For the hard-hit tourism sector, we hope to safeguard the jobs of over 6 000 tour guides and 17 000 more tour managers through our support to the operation of travel agencies. The Hong Kong Tourism Board and the Travel Industry Council of Hong Kong will launch a 4-month cash incentive scheme under which travel agents will get cash incentive for each inbound overnight visitor and every agent can receive up to $60,000.

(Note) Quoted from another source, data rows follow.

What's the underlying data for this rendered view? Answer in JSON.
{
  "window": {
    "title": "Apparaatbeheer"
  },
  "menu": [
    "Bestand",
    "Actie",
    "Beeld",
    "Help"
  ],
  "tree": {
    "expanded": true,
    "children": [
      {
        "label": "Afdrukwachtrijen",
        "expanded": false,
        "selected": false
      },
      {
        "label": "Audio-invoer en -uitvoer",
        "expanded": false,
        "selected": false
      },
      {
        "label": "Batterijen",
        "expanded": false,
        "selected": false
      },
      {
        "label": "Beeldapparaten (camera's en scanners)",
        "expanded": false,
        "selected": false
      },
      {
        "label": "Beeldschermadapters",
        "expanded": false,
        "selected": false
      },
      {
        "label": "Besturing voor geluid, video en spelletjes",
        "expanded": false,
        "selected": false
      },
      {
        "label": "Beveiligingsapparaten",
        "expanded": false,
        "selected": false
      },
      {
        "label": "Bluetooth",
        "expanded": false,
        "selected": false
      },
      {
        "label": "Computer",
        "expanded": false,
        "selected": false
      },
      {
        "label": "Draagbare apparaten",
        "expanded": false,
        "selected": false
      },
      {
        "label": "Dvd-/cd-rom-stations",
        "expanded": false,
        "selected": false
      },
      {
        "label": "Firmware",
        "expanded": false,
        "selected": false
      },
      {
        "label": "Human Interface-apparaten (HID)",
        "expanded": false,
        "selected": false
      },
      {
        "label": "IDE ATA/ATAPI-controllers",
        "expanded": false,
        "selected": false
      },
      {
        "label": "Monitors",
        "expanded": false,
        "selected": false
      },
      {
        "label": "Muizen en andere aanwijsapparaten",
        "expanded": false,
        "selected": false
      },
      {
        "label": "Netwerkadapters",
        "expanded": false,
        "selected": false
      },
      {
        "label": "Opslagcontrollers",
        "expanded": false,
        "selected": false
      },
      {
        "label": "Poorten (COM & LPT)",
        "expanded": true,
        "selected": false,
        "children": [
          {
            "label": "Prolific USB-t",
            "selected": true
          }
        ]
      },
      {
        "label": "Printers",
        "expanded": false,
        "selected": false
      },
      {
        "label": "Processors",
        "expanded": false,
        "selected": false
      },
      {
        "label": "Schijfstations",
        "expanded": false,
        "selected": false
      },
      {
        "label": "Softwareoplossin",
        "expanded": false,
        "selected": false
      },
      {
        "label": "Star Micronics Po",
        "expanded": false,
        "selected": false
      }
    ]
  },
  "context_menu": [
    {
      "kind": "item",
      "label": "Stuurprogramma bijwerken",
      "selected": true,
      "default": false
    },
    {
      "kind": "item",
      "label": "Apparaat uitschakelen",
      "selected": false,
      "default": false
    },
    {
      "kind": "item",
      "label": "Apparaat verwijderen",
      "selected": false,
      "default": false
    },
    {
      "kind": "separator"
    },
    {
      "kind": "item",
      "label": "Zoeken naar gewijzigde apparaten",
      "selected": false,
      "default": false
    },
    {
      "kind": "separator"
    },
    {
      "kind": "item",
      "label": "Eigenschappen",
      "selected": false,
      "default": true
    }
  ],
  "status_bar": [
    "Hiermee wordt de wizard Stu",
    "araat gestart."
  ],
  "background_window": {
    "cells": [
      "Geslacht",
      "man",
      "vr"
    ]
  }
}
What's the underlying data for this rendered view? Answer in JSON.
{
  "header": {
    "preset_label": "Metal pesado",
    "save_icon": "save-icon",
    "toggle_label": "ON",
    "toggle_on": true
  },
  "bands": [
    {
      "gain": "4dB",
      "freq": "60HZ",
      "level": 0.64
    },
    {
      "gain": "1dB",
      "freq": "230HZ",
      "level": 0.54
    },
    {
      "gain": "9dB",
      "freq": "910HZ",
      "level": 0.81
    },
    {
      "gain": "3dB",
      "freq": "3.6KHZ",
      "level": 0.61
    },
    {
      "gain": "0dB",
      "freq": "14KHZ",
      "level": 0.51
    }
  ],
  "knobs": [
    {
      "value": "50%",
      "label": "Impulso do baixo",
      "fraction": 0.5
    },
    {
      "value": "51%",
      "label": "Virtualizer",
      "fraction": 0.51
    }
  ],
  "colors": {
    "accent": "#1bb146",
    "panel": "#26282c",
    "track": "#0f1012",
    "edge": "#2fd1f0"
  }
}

We will continue to closely monitor developments on both the external and local fronts and formulate further relief measures. Yet, these supporting measures could only slightly alleviate pressure of the trade and citizens. After all, to fundamentally address the issue, we need concerted effort of the community to stop the violence, stop damaging transport infrastructure, targeted shops, banks or organisations; stop attacking people with different views, and stop any attempt for "mutual destruction". We need to restore social order, resume normal living of citizens and businesses operation, and create more rooms for rational dialogue. Our society and economy need breathing and healing spaces and a chance to start afresh. For the benefit of Hong Kong, our home, please set aside disputes, return to rational dialogue and find a way out. Only by doing so, we can study in detail and response to various demands and contradictions.

27 October 2019